Wet Meadow Loop (2.6 Miles)
The Wet Meadow Loop is one of our favorite hikes in the park. Not only does this hike take you through a variety of diverse landscapes, it also takes you on a journey through the history of Hartley Park. In the early 1900’s most of the land that would become Hartley Park was a part of the Allendale Farm. The Allendale Farm was owned by Guilford Graham Hartley, and at 780 acres, it was the largest farm of its time in the city of Duluth. Evidence of the farm still exists in the park today. On your hike, you will pass the historic root cellar, as well as the remnants of the old Hartley farmhouse.

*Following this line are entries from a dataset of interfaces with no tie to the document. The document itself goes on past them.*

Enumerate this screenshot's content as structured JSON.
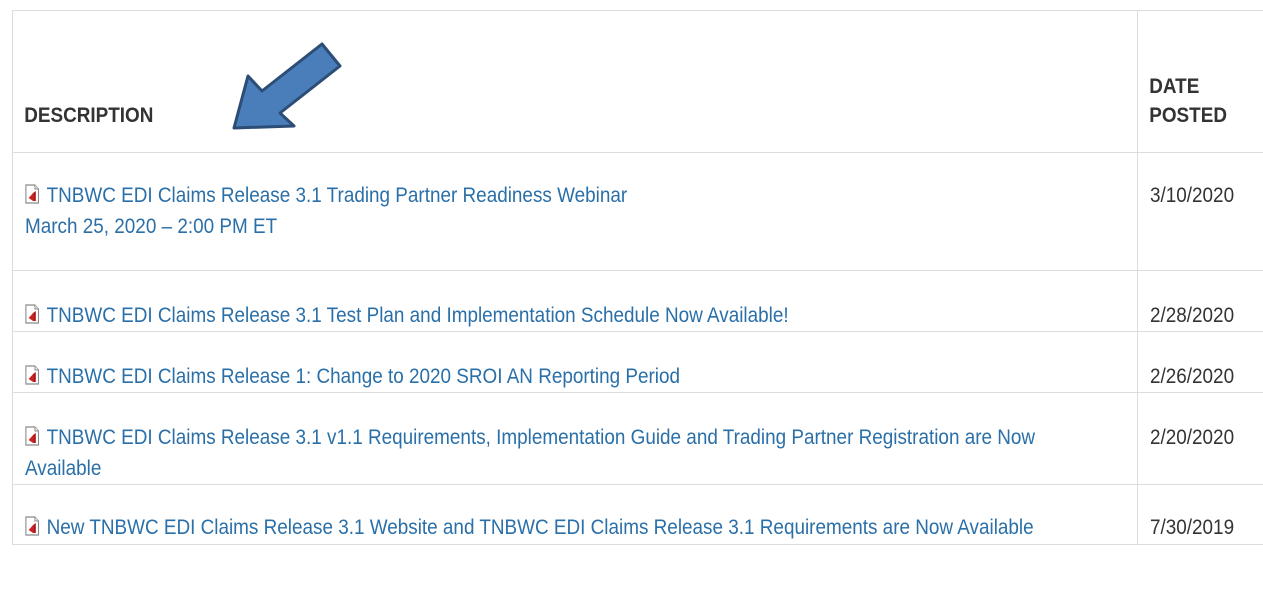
{
  "table": {
    "headers": {
      "description": "DESCRIPTION",
      "date_line1": "DATE",
      "date_line2": "POSTED"
    },
    "rows": [
      {
        "title": "TNBWC EDI Claims Release 3.1 Trading Partner Readiness Webinar",
        "subtitle": "March 25, 2020 – 2:00 PM ET",
        "date": "3/10/2020"
      },
      {
        "title": "TNBWC EDI Claims Release 3.1 Test Plan and Implementation Schedule Now Available!",
        "date": "2/28/2020"
      },
      {
        "title": "TNBWC EDI Claims Release 1: Change to 2020 SROI AN Reporting Period",
        "date": "2/26/2020"
      },
      {
        "title": "TNBWC EDI Claims Release 3.1 v1.1 Requirements, Implementation Guide and Trading Partner Registration are Now Available",
        "date": "2/20/2020"
      },
      {
        "title": "New TNBWC EDI Claims Release 3.1 Website and TNBWC EDI Claims Release 3.1 Requirements are Now Available",
        "date": "7/30/2019"
      }
    ]
  },
  "icons": {
    "document": "pdf-file-icon",
    "annotation": "arrow-annotation-icon"
  },
  "colors": {
    "link": "#2a6fa8",
    "arrow_fill": "#4a7ebb",
    "arrow_stroke": "#2c4d75"
  }
}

The hike will also take you through the wet meadow, which was once cleared for the Allendale Farm lettuce and celery fields. The wet meadow has seen a fair amount of human disturbance over the years. However, the wet meadow has made an amazing recovery, and is now one of the best examples of its type in Duluth. The wet meadow also has one of the longest boardwalks in the region. At just about ¼ mile long, the boardwalk offers a unique perspective of the wet meadow that would otherwise be difficult to get. The rest of the hike travels through a forested landscape that is dominated by both native and non-native plant communities.
The Wet Meadow Loop begins at the yellow gates in the Hartley Nature Center Parking lot. This is also the start of Old Hartley Road, which crosses through the heart of the park. This trail follows the road that once gave access to the interior of the Allendale Farm, and along the way you will see some of the park’s historic sites. Almost immediately after walking through the yellow gates, Old Hartley Road crosses N. Tischer Creek. N. Tischer Creek is a designated trout stream that meanders through the city of Duluth on its way to Lake Superior. Over the next .2 miles Old Hartley Road parallels the creek, although it rarely gets close enough to see it. A short walk down the trail brings you to a large intersection near the pond. Continue on Old Hartley Road as it travels through one of the hardest hit areas of a devastating blowdown that occurred in the summer of 2016. During the storm, Hartley Park lost nearly 3000 trees. This area is beginning to experience some natural regeneration, and you may notice some small trees emerging. Additional efforts have been made to restore the area by planting a wildflower meadow. This is particularly lovely in the spring and summer. As Old Hartley Road leaves the blowdown area and re-enters the forest, you will pass the short spur trail to the root cellar. A remnant of the farm, the root cellar was used by the Hartley family to store goods that needed to stay cool. It is the most intact structure remaining in Hartley Park from the farm days. Continue hiking on Old Hartley Road as it passes the Rock Knob multi-use trail and crosses several wooden boardwalks. During the spring this stretch of Old Hartley Road is filled with vernal pools that often serve as home to frogs, salamanders, fairy shrimp, insects, and other important wildlife. A short distance down the trail you’ll come to a long unmarked wooden boardwalk that splits off the right. This boardwalk is called “the bump out” and it takes you to one of our favorite views of the wet meadow. After taking in the view, return to Old Hartley Road and continue until you reach the intersection with the Root Canal Trail. Here you will leave Old Hartley Road and follow the Root Canal Trail as it crosses the west branch of Tischer Creek. Make sure to stay right after crossing the creek, as the Superior Hiking Trail splits off to the left. Continue on the Root Canal trail as it travels through the forested landscape. Roughly a half mile down the Root Canal Trail the Naymark Trail will enter from the left, and the Root Canal Trail will become the Meadow Trail. Shortly after leaving the intersection with the Naymark Trail, the Meadow Trail will come to a nearly .25 mile long boardwalk that weaves it’s way through the wet meadow. Here you’ll be treated to expansive views of the meadow, Rock Knob, and even Hunters Ridge. Closer to the trail you’ll see the small ponds and little pools that give the wet meadow its name. Most of this water is slowly moving towards the southeast corner of the meadow where it exits the park as the West Branch of Tischer Creek (which you crossed earlier in your hike). The meadow is a great place to see birds, beavers, deer, and even the occasional bear. After leaving the boardwalk, the wet meadow trail once again travels through a forested landscape. A short walk down the trail will take you to the intersection with the Pines Trail. “The Pines” refers to the pine plantation that was planted by scout groups during Hartley’s early days as a park. In the days since, foresters have learned that single species (monoculture) plantings like these do more harm to the overall health of the plant community than good, and work has been done to help restore the area. Despite the low quality of this plant community, the pines are a popular location in the park, especially for photographers, and “fort” builders. The Pines trail circles “The Pines”, and going either direction will get you to the Tunnel Trail, which will take you back to Old Hartley Road and Hartley Pond. Continuing down the Tunnel Trail until until it’s intersection with Old Hartley Road at the pond. Take a left and return back to the parking lot where your hike began.